(Task requirements): Where a line below includes the word "emoji", copy that line.

● ● ●

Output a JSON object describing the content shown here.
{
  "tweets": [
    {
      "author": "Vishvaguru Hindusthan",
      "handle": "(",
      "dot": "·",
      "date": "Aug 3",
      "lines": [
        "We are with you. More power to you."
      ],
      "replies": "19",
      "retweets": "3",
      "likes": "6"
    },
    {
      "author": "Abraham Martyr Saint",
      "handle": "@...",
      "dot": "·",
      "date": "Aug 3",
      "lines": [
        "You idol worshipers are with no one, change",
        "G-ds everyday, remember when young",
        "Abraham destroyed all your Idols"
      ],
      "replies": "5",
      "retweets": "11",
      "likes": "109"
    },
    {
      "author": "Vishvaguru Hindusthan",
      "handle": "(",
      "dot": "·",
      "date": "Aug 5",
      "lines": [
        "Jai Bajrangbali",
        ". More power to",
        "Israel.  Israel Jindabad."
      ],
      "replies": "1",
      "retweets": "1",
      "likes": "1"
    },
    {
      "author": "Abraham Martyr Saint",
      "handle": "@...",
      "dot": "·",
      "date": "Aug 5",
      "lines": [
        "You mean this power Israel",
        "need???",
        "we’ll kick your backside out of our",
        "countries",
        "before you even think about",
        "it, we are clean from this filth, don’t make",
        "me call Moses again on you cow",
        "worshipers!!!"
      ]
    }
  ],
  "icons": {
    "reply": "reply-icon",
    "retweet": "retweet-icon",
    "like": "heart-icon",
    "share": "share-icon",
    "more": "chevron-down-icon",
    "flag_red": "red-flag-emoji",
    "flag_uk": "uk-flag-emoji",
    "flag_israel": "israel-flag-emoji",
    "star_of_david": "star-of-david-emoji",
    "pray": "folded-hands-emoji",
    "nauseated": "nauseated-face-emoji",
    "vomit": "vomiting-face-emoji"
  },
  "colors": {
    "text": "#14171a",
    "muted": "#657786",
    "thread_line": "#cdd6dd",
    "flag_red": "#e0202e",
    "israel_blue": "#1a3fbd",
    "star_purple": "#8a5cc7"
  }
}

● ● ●

(Finished exercise):
    "flag_red": "red-flag-emoji",
    "flag_uk": "uk-flag-emoji",
    "flag_israel": "israel-flag-emoji",
    "star_of_david": "star-of-david-emoji",
    "pray": "folded-hands-emoji",
    "nauseated": "nauseated-face-emoji",
    "vomit": "vomiting-face-emoji"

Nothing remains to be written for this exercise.